Here, Starr oozed confidence when he stepped in the huddle for the first play, dinked and dunked the ball downfield throwing to his backs on all but one completion, and at the most critical juncture in the game called Lombardi’s “sucker play,” which he had been saving for 58 minutes 49 seconds, and fooling future Hall of Fame defensive tackle Bob Lilly for an 8-yard gain to set up his own game-winning quarterback sneak, which he also called.
On one unforgettable drive, Starr made two of the greatest play calls in NFL history.
A defensive wizard, Allen probably knew Starr better than any opposing coach at the time and may have been right about the previous week’s game. Allen might even have known that Starr had overcome first-half deficits of 10 points or more only three times and had never overcome a deficit of more than six points in the fourth quarter during Lombardi’s nine years as coach.
But no quarterback’s comeback capabilities were ever more tested than Starr’s in the Ice Bowl and his response epitomized what made him a Hall of Famer.
In the book, “Great Ones: NFL Quarterbacks From Baugh to Montana,” copyrighted in 1989 by National Football League Properties, 14 personnel experts whose careers extended across six decades from the 1920s through the 1980s were asked to rank the greatest quarterbacks they had closely studied. Starr was not part of the conversation, but two of his contemporaries were, Unitas and Sonny Jurgensen, as well as Bobby Layne and Norm Van Brocklin, stars of the 1950s.
Starr’s career was covered elsewhere in the book under the category, “Champions.”
“Bart Starr is the perfect example of how a solid but unremarkable player can flourish when given a chance by the right coach,” the book’s vignette on him began.
Starr was not Tom Brady, a late-round draft pick only because scouts didn’t recognize he had a first-round arm.
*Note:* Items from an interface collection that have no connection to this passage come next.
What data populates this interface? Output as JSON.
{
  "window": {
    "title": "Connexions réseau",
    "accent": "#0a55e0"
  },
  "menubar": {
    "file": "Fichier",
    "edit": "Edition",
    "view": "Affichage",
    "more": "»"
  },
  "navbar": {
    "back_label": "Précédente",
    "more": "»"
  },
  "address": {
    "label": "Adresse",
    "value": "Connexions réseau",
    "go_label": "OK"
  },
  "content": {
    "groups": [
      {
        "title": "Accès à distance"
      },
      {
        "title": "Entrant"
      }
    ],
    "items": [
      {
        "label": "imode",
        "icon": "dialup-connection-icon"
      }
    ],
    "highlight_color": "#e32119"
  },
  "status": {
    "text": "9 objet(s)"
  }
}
Starr’s story was all about resolve, hard work and perseverance.
Overcoming coaching and system changes and a back injury at Alabama. Being drafted in the 17th round. Floundering through almost four full seasons before winning his first pro start. Losing out to Lamar McHan for the starting job in 1959 and then being demoted to third string behind Joe Francis.
Stepping in when McHan got hurt at midseason, winning four straight starts and then being benched by Lombardi when he played poorly in the 1960 opener. Being reinserted five games later and leading the Packers to back-to-back championships in 1961 and ‘62.
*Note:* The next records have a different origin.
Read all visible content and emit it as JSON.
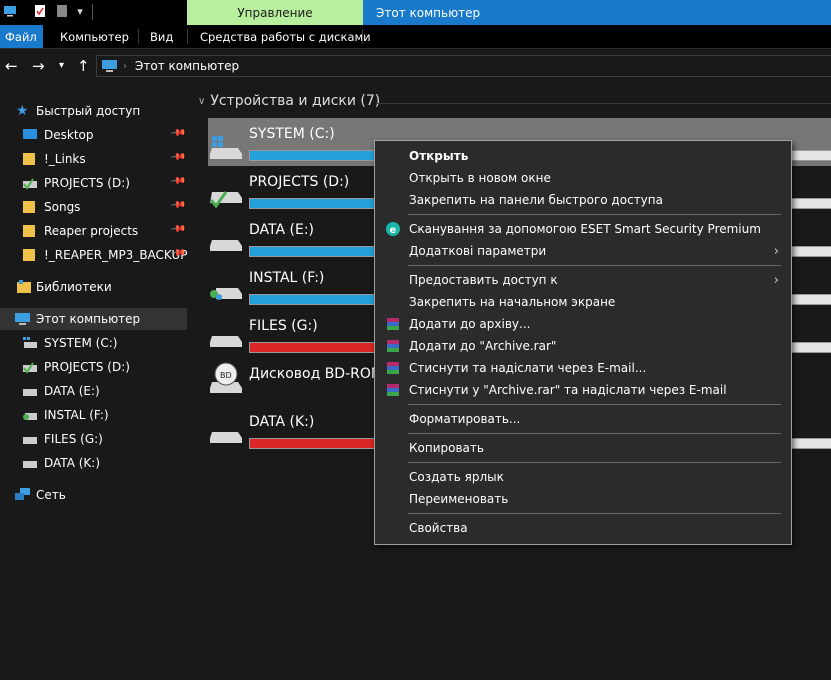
{
  "window": {
    "context_tab_label": "Управление",
    "title": "Этот компьютер",
    "ribbon_tabs": [
      "Файл",
      "Компьютер",
      "Вид",
      "Средства работы с дисками"
    ]
  },
  "address_bar": {
    "path": "Этот компьютер"
  },
  "sidebar": {
    "quick_access": "Быстрый доступ",
    "quick_items": [
      "Desktop",
      "!_Links",
      "PROJECTS (D:)",
      "Songs",
      "Reaper projects",
      "!_REAPER_MP3_BACKUP"
    ],
    "libraries": "Библиотеки",
    "this_pc": "Этот компьютер",
    "pc_items": [
      "SYSTEM (C:)",
      "PROJECTS (D:)",
      "DATA (E:)",
      "INSTAL (F:)",
      "FILES (G:)",
      "DATA (K:)"
    ],
    "network": "Сеть"
  },
  "main": {
    "group_header": "Устройства и диски (7)",
    "drives": [
      {
        "label": "SYSTEM (C:)",
        "fill": 0.28,
        "color": "#26a0da",
        "icon": "windows-drive-icon"
      },
      {
        "label": "PROJECTS (D:)",
        "fill": 0.28,
        "color": "#26a0da",
        "icon": "drive-check-icon"
      },
      {
        "label": "DATA (E:)",
        "fill": 0.28,
        "color": "#26a0da",
        "icon": "drive-icon"
      },
      {
        "label": "INSTAL (F:)",
        "fill": 0.28,
        "color": "#26a0da",
        "icon": "drive-users-icon"
      },
      {
        "label": "FILES (G:)",
        "fill": 0.28,
        "color": "#da2626",
        "icon": "drive-icon"
      },
      {
        "label": "Дисковод BD-ROM",
        "fill": null,
        "color": null,
        "icon": "bd-rom-icon"
      },
      {
        "label": "DATA (K:)",
        "fill": 0.28,
        "color": "#da2626",
        "icon": "drive-icon"
      }
    ]
  },
  "context_menu": {
    "open": "Открыть",
    "open_new_window": "Открыть в новом окне",
    "pin_quick_access": "Закрепить на панели быстрого доступа",
    "eset_scan": "Сканування за допомогою ESET Smart Security Premium",
    "more_params": "Додаткові параметри",
    "share": "Предоставить доступ к",
    "pin_start": "Закрепить на начальном экране",
    "add_archive": "Додати до архіву...",
    "add_archive_rar": "Додати до \"Archive.rar\"",
    "compress_email": "Стиснути та надіслати через E-mail...",
    "compress_rar_email": "Стиснути у \"Archive.rar\" та надіслати через E-mail",
    "format": "Форматировать...",
    "copy": "Копировать",
    "create_shortcut": "Создать ярлык",
    "rename": "Переименовать",
    "properties": "Свойства"
  },
  "colors": {
    "accent": "#1979ca",
    "context_tab": "#b8ef9f",
    "bar_blue": "#26a0da",
    "bar_red": "#da2626"
  }
}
Being offered to Dallas in a straight-up trade for Don Meredith when Lombardi was frustrated over not winning titles in 1963 and ’64. Climaxing his career by winning a third straight NFL title, something no other quarterback has accomplished in 83 seasons of postseason play.
Starr’s story is not unlike Babe Ruth’s climb from orphanage to home run king or Jesse Owens’ from sharecropper’s son to Olympic champion.
They were part of a small pantheon of sports heroes from earlier generations who served as enduring inspirations for so many and could continue to do so if we don’t forget or spoil their stories.
So let’s not mythologize Starr, let’s remember him for what he was. Even if he wasn’t as naturally gifted as the other quarterbacks in Canton, he still got there because nothing was going to stop him.